Both sides in the current debate on Trump and his deplatforming accuse the other as being hypocritical. The Right points to the subtle if not outright support by Democrats of the rioting during the Black Lives Matter protests of last year. Granted that while that purported support is debatable if not refuted outright, when many Democrats ultimately came out against the violence and looting, it seemed a bit too politically motivated rather than morally motivated.
The Left on the other hand, accuses the Right of being hypocritical, as they had overwhelmingly supported the US Supreme Court 2018 ruling (Masterpiece Cakeshop v. Colo. Civil Rights) in favor of the small business owned by Jack Phillips, a devout Christian who refused to make a cake for a gay wedding because of his religious opposition to their union. Even though in actuality it was decided on much narrower grounds, the pollical right supported it, as it seemed argue in favor of prevent the government's ability to impinge on the rights of businesses to make their own discretionary decisions; Philips offered to sell them whatever premade item they wanted, but would not go out of his way to make them a bespoke cake.

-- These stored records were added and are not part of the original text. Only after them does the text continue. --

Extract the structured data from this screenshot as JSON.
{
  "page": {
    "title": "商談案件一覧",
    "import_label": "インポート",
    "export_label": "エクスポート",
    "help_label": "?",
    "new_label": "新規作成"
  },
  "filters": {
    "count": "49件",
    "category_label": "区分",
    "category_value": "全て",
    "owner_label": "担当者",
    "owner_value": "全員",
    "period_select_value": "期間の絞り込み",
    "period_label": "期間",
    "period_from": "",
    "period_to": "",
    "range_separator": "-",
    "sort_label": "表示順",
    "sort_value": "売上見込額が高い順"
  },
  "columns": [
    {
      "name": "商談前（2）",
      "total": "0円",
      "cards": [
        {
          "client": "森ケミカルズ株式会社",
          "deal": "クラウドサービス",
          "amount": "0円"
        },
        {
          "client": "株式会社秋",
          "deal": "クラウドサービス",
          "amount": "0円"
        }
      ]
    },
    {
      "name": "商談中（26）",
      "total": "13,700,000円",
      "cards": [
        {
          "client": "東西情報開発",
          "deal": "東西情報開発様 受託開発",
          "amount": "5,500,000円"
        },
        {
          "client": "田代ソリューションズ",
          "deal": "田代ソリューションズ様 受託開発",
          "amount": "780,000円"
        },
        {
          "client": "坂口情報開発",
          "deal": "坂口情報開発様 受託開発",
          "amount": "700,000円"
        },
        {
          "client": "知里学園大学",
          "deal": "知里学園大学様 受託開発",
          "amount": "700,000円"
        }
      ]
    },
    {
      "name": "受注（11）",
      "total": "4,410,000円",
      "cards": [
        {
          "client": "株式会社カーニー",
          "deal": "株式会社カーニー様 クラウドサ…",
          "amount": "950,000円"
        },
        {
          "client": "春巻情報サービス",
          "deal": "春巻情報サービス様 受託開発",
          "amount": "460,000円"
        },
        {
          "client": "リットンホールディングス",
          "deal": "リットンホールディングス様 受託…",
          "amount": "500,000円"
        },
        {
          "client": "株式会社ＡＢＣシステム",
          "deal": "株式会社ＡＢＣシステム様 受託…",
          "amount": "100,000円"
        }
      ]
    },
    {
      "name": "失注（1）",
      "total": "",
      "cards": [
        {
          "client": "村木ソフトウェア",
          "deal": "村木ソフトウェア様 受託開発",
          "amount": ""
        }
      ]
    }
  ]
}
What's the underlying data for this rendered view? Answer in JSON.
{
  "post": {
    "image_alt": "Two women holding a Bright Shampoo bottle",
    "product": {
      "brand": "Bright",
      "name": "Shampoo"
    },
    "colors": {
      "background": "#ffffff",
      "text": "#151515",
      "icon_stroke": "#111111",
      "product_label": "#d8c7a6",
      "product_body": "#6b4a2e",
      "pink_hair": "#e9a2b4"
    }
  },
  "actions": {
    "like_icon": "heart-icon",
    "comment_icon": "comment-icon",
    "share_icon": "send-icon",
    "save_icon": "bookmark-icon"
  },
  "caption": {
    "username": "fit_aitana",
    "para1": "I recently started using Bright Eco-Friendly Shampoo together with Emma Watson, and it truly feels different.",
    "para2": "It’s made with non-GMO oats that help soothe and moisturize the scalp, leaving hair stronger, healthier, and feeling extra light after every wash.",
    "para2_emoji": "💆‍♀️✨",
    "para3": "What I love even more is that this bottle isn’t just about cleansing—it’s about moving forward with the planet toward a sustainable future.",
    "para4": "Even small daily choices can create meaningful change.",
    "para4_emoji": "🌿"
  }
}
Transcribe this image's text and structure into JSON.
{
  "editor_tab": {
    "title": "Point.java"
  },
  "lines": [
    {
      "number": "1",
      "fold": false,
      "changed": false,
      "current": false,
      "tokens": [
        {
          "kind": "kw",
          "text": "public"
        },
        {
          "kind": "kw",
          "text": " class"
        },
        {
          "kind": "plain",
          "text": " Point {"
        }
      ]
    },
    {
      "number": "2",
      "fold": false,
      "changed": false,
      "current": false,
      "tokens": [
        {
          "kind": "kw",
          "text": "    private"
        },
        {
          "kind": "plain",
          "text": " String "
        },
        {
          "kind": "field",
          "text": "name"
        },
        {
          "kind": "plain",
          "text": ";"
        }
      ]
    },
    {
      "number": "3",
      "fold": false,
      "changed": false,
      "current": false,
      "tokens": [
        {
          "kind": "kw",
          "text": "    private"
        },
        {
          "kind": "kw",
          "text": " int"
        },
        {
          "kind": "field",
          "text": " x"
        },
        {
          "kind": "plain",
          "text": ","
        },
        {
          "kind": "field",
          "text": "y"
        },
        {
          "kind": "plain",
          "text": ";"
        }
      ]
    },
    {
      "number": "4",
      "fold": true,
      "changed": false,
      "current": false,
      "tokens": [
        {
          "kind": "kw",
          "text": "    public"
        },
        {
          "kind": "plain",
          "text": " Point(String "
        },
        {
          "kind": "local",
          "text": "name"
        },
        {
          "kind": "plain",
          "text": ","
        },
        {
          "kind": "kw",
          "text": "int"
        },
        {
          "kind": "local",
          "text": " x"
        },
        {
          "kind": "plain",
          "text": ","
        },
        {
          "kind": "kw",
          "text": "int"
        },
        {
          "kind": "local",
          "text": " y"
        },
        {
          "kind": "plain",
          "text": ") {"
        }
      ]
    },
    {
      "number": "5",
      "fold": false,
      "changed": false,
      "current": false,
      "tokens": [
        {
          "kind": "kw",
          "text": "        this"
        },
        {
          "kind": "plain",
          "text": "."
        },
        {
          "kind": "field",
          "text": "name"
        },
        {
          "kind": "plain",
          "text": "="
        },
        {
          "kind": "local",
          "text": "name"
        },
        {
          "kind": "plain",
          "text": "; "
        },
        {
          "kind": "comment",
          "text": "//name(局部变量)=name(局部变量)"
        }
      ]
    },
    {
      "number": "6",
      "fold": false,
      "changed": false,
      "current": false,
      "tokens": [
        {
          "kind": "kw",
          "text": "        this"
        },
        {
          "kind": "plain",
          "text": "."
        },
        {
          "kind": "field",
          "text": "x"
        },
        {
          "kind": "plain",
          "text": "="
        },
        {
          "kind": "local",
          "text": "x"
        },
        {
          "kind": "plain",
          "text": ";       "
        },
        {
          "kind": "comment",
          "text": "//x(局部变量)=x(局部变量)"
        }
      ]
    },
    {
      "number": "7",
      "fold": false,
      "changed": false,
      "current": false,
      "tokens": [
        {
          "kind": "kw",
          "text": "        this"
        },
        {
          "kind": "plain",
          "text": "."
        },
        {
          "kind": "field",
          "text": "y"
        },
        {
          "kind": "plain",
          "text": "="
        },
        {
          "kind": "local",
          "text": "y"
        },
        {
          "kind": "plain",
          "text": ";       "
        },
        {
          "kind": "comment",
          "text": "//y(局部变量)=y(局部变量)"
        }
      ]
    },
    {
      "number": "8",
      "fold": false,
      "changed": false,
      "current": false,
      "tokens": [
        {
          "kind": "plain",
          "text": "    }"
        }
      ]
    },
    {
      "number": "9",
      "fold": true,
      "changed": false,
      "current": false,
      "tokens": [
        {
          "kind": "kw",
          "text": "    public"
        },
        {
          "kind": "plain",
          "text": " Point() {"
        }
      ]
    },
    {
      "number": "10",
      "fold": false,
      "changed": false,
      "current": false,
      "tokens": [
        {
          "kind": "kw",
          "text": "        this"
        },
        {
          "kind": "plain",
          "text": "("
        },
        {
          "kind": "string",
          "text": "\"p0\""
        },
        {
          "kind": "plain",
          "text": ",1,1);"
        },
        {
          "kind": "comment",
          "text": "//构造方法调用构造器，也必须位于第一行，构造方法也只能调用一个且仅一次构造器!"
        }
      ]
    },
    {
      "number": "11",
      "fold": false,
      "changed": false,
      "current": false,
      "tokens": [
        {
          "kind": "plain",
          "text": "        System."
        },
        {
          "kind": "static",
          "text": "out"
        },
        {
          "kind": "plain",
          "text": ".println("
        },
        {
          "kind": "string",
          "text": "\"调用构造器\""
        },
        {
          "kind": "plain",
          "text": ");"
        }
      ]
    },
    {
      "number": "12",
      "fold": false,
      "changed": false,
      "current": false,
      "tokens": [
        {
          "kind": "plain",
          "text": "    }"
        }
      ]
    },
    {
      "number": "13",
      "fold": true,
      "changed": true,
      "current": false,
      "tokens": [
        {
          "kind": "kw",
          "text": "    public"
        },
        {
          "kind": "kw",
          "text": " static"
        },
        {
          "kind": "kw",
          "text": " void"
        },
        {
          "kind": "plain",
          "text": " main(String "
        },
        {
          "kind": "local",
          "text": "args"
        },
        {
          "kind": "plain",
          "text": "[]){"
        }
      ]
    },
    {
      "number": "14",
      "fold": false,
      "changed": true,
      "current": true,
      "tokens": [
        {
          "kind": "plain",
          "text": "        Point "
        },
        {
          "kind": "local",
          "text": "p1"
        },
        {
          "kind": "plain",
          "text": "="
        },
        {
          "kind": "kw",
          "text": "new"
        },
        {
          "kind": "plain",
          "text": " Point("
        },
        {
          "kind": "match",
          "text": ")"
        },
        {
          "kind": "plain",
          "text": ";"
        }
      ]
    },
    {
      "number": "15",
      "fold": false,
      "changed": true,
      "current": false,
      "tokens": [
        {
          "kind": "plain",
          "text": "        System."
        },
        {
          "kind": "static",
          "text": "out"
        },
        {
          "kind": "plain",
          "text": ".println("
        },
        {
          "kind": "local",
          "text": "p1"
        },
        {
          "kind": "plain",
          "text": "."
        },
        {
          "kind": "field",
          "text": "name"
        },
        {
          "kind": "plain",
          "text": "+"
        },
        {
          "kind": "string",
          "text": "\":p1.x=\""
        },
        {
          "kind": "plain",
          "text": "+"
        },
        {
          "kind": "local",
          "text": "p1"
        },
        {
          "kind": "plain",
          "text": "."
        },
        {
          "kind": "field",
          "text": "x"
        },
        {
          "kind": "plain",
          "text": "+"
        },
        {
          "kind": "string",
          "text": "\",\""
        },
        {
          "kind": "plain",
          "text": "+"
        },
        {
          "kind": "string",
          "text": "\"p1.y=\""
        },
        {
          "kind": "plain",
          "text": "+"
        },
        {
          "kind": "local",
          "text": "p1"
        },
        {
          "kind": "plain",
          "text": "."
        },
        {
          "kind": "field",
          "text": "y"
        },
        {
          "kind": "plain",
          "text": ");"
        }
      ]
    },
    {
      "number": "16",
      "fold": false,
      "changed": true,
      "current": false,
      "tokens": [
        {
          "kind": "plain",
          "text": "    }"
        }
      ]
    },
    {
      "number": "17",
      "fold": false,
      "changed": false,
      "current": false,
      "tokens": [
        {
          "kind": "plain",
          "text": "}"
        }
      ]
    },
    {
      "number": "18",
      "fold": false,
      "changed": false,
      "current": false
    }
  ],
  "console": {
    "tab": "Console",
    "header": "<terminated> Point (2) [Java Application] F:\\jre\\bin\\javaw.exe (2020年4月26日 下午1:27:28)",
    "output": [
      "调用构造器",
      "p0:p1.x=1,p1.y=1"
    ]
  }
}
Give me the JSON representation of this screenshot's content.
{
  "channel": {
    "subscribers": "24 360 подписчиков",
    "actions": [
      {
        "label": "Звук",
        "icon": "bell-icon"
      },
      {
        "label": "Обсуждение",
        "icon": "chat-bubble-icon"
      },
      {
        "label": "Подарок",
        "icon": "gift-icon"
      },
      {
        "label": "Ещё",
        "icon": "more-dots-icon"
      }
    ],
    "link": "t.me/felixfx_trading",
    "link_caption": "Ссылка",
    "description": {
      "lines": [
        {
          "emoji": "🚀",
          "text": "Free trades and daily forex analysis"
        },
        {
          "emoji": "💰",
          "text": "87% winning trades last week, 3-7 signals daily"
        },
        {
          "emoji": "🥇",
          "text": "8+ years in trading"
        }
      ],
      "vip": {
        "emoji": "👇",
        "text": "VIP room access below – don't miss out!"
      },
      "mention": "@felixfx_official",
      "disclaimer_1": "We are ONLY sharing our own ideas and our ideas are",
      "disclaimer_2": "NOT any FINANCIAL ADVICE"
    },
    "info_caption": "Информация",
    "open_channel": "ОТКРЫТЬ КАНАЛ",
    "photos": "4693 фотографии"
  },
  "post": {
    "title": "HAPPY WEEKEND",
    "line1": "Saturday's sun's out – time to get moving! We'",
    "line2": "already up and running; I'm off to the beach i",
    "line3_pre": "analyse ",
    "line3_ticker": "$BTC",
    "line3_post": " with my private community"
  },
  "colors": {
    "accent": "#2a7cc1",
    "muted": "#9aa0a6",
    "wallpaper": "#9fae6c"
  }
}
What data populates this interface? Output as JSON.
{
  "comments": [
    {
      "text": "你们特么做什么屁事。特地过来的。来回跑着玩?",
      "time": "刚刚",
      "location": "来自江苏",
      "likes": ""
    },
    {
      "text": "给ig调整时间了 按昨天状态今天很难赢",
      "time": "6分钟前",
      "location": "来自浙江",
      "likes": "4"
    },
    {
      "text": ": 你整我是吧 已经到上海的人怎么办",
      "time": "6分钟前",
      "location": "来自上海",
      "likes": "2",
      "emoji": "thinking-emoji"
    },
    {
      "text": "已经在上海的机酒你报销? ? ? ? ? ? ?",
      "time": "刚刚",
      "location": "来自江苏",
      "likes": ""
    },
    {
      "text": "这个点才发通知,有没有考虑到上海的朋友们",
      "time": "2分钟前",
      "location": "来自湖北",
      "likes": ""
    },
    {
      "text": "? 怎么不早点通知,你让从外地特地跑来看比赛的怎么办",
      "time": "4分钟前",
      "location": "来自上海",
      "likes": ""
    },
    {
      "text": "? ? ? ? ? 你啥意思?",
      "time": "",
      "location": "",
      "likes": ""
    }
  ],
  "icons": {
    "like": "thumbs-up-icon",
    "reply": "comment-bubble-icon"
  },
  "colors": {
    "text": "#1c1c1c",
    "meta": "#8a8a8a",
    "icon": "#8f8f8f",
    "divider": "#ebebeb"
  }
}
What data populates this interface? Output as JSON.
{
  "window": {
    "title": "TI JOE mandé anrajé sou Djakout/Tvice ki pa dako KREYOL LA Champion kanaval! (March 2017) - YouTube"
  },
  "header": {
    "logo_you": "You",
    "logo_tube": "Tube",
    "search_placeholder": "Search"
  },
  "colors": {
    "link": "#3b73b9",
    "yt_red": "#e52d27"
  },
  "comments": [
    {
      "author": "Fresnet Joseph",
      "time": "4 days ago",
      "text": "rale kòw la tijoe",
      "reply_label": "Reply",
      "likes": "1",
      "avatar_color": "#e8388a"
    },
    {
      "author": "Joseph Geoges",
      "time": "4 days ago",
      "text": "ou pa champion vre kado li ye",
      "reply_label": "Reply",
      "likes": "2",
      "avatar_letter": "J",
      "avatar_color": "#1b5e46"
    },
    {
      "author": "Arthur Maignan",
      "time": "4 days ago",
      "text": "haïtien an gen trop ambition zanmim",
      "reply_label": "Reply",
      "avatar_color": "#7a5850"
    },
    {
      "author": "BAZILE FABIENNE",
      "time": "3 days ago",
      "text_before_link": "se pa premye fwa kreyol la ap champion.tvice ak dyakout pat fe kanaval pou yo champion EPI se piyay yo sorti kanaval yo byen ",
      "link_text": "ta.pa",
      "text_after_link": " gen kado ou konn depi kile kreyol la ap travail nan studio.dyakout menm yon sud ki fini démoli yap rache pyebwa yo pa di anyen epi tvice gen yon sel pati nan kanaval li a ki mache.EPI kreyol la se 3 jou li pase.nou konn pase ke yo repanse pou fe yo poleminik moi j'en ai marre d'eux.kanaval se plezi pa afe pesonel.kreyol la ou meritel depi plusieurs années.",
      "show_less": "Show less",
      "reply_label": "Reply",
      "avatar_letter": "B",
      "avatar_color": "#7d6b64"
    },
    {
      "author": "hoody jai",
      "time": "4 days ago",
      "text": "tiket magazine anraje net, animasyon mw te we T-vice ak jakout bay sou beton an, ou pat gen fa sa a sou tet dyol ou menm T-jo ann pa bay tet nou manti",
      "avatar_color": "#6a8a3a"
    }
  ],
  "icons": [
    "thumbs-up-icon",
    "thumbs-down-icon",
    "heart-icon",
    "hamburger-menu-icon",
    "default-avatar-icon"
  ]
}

Here too, it is an unfair comparison, as there were numerous other bakeries for the wedding couple to consider, Twitter and Facebook are effectively monopolies, although they still have Telegram and Signal.
Twitter and Facebook and similar internet companies are so monopolistic that some have even compared them to other monopolistic common carriers or privately owned public utilities, like the phone company, gas company, electric company or even broadband internet provides (albeit mostly under the now repealed Net Neutrality laws) that cannot discriminate against who they will or will not provide service to.
This slippery slope that Twitter, Facebook and their peers have climbed onto is not only in social media. For example, while many argue against the use of facial recognition technology in the practice of policing, particularly as it has been shown to be less than accurate within some demographics, the technology has supposedly been used by police forces, and possibly the FBI in identifying the individuals who breached the Capitol last week.
Those who typically were against the use of facial recognition technology are also those who would likely support its use now for identifying and prosecuting individuals in the many social media pictures taken last week in the Capitol.
This is a wrong-headed move as once implemented and supported, the government likely cannot legally discriminate as to which riots it will use facial recognition technology to identify perpetrators, and on which it will not.
Similarly, the impeachment Trump for "incitement of insurrection" could also backfire, especially if the Senate convicts. In potentially expanding the legal definition of what is incitement, by including Trumps meandering January 6th speech, many people could find the online speech, matching the now pervasive hyperbolic tone of social-media, to also be inciting. The internet platforms should also be cognizant of this, given that they kicked Trump off for similar reasons, they could find that much of the speech that they still allow on their sites to be potentially outside the Section 230 safe harbor. Whatever anyone does as a result of all of this aforementioned upheaval please don’t succumb to violence because of my words here.
Prof. Dov Greenbaum is the director of the Zvi Meitar Institute for Legal Implications of Emerging Technologies at the Harry Radzyner Law School, at IDC Herzliya